Issues around the right of the majority to legislate to affect the minority are also being discussed at this thread, in particular about the limits of “equal protection”. Gabriel Arana raises the excellent point that:
The marriage/civil union distinction is still abhorrent and the comparison is low-hanging fruit, but there is a hint of gay martyrdom about it that strikes me as distasteful, especially when there are people in this country who actually do not have the same rights as those in California.
A gay person in Arkansas can be fired even if someone just THINKS he or she is gayâ€“THAT more closely resembles the injustice of segregation than the fact that the state of California uses the term â€œcivil unionsâ€ to describe gay partnerships even while offering all the same rights as marriage.
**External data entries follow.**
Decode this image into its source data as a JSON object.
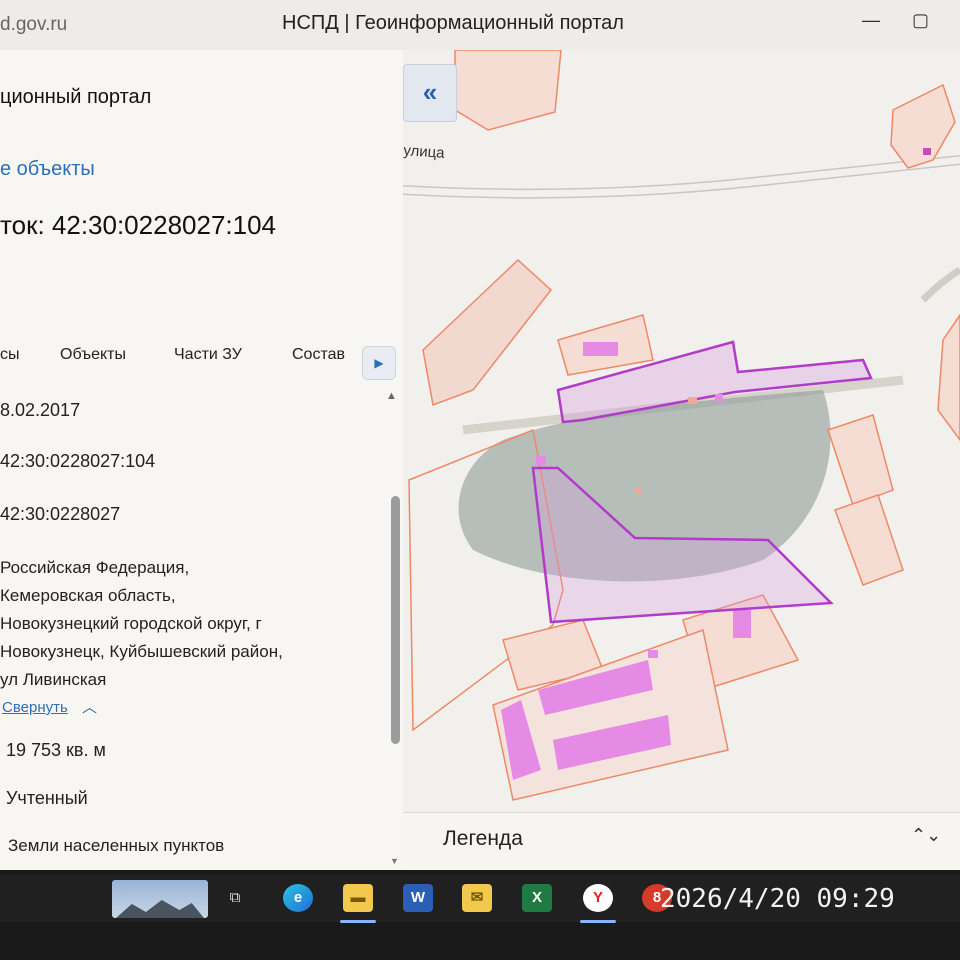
{
  "browser": {
    "url": "d.gov.ru",
    "tab_title": "НСПД | Геоинформационный портал",
    "controls": {
      "minimize": "—",
      "maximize": "▢"
    }
  },
  "panel": {
    "portal_title": "ционный портал",
    "objects_link": "е объекты",
    "parcel_title": "ток: 42:30:0228027:104",
    "tabs": [
      "сы",
      "Объекты",
      "Части ЗУ",
      "Состав"
    ],
    "fields": {
      "date": "8.02.2017",
      "cadastral_number": "42:30:0228027:104",
      "quarter": "42:30:0228027",
      "address_lines": [
        "Российская Федерация,",
        "Кемеровская область,",
        "Новокузнецкий городской округ, г",
        "Новокузнецк, Куйбышевский район,",
        "ул Ливинская"
      ],
      "collapse_label": "Свернуть",
      "area": "19 753 кв. м",
      "status": "Учтенный",
      "category": "Земли населенных пунктов"
    }
  },
  "map": {
    "collapse_glyph": "«",
    "street_label": "улица",
    "legend_label": "Легенда",
    "legend_toggle": "⌃⌄",
    "colors": {
      "parcel_line": "#ee8866",
      "selected": "#b03cc8",
      "building_fill": "#e58be6",
      "relief": "#8f9b97"
    }
  },
  "taskbar": {
    "icons": [
      "task-view-icon",
      "edge-icon",
      "file-explorer-icon",
      "word-icon",
      "mail-icon",
      "excel-icon",
      "yandex-browser-icon",
      "notification-icon"
    ],
    "clock": "2026/4/20 09:29"
  }
}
The difference is symbolic and important, but to compare it to the very concrete suffering and discrimination faced by blacks under Jim Crowe is hyperbolic at best, offensive at worst. In fact itâ€™s comparisons such as these that led Prop. 8 to be passed in the first place in California (some blacks find this comparison insulting).
Even those of us who are socially conservative should recognise that what Gabriel writes about the situation in Arkansas should be deplored by all. Regardless of your position on Prop 8, it is simply not acceptable that someone can be sacked from a job for being same-sex attracted. Perhaps that is a better way of spending the first few years of the Obama administration – tackling the blatantly obvious ongoing discrimination against people who self-identify as LGBT?
It’s fascinating stuff and I commend you all to go and explore the debate on BTB at the moment.